The capital budgeting and time value of money concepts explored in the two preceding chapters illustrate the key role of the cost of capital in making long-term investment decisions. This chapter will examine the techniques used to measure the cost of capital and explore the uses of the cost of capital in capital budgeting and capital structure management.
The cost of capital to a firm may be loosely defined as the percentage cost of permanent funds employed in the business -- that is, the percentage cost of the firm's capital structure. The capital structure is the mix of long-term debt and equity employed by the firm for its permanent financing needs. A useful way to visualize the capital structure is to recast the traditional balance sheet format so that a firm is conceived of as having only two categories of assets -- net working capital and fixed assets. Since net working capital is defined as current assets minus current liabilities, the "revised" right-hand side of the balance sheet will represent the firm's capital structure. This conception envisions a firm as having two categories of assets and two categories of financing for these assets -- long-term debt and equity. Exhibit 13.1 illustrates this conception.

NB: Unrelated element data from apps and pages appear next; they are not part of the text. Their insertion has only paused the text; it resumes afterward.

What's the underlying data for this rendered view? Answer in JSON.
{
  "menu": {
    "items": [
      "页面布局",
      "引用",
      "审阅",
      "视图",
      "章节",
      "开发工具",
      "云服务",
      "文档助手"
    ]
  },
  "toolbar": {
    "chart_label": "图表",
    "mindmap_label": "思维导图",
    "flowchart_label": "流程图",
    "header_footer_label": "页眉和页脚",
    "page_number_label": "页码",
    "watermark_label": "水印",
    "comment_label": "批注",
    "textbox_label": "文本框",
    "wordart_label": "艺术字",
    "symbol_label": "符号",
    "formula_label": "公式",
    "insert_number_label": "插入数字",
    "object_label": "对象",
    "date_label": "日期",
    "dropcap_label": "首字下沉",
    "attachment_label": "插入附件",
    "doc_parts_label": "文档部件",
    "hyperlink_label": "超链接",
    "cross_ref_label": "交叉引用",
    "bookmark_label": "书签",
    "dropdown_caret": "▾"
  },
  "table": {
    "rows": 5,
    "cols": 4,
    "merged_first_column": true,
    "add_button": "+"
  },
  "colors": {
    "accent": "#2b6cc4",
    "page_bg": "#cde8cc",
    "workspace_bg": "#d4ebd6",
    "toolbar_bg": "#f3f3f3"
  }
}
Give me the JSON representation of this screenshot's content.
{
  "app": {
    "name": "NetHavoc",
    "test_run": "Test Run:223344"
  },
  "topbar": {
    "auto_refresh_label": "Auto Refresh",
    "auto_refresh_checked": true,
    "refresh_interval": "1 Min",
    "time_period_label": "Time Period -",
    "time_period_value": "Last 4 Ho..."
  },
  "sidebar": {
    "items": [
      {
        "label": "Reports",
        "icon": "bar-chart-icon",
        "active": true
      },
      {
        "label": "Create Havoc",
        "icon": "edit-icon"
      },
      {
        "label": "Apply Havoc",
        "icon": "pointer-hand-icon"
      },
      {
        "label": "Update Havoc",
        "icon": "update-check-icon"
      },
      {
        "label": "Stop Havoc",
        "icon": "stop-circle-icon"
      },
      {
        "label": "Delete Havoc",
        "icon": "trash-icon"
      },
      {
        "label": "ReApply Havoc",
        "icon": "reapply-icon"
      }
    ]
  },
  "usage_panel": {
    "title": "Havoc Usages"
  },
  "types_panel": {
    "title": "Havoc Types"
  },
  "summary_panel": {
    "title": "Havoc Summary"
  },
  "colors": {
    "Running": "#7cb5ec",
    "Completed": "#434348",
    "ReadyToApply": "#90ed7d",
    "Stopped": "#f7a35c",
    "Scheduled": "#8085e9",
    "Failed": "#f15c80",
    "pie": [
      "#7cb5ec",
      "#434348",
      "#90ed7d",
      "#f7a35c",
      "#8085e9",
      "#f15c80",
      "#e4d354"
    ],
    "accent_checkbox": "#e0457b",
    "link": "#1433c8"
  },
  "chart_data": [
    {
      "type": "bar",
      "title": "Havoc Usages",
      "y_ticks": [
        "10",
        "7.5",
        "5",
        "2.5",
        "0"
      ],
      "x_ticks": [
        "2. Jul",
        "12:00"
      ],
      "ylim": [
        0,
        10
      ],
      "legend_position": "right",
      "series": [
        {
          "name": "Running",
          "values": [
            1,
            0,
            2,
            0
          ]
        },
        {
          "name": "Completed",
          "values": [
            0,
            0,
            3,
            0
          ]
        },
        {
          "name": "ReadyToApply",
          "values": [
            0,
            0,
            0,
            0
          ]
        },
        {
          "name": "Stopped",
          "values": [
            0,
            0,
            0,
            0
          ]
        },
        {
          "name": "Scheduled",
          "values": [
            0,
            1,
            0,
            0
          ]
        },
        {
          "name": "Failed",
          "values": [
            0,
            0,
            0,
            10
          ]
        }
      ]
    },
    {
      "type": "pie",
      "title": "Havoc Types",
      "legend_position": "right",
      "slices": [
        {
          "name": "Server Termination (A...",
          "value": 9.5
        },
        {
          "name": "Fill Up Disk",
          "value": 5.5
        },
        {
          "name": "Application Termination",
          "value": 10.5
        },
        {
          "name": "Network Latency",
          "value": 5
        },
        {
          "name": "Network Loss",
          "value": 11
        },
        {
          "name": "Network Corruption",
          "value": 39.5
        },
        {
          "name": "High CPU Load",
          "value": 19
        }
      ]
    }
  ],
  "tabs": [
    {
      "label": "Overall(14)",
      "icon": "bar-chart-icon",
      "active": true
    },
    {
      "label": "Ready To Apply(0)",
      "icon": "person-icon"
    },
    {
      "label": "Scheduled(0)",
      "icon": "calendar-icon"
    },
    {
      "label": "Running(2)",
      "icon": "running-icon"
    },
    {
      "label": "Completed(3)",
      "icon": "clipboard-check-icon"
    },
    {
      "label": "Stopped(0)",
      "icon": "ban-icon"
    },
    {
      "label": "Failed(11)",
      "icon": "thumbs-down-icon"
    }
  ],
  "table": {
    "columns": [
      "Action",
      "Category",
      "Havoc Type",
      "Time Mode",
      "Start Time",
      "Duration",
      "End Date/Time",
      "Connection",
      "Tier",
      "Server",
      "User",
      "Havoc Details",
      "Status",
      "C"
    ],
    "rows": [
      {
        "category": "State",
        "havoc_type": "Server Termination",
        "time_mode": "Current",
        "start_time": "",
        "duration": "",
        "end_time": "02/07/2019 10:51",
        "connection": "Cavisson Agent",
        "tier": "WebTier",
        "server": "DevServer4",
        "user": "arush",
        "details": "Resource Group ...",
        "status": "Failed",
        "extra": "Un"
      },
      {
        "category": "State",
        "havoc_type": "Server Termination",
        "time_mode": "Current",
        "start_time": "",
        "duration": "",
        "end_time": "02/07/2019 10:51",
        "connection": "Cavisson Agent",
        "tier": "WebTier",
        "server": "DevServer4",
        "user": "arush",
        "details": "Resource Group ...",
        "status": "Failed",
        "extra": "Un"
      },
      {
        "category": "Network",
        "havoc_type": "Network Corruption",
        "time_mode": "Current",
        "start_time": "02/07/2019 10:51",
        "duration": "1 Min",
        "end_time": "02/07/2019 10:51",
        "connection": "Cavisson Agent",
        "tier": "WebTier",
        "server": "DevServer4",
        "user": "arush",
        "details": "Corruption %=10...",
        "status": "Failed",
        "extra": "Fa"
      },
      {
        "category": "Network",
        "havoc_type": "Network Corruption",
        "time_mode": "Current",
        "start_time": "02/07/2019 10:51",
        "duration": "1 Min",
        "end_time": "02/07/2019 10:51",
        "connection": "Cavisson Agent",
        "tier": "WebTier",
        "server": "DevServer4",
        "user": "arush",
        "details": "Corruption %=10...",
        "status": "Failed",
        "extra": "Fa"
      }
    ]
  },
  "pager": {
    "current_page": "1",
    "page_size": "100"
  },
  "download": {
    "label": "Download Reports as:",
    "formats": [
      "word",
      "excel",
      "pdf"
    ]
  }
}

The right-hand side of the reconstructed balance sheet in Exhibit 13.1 represents the "mix" of a company's permanent financing. The cost of this capital structure is of critical importance to the firm in managing its capital structure and in making capital budgeting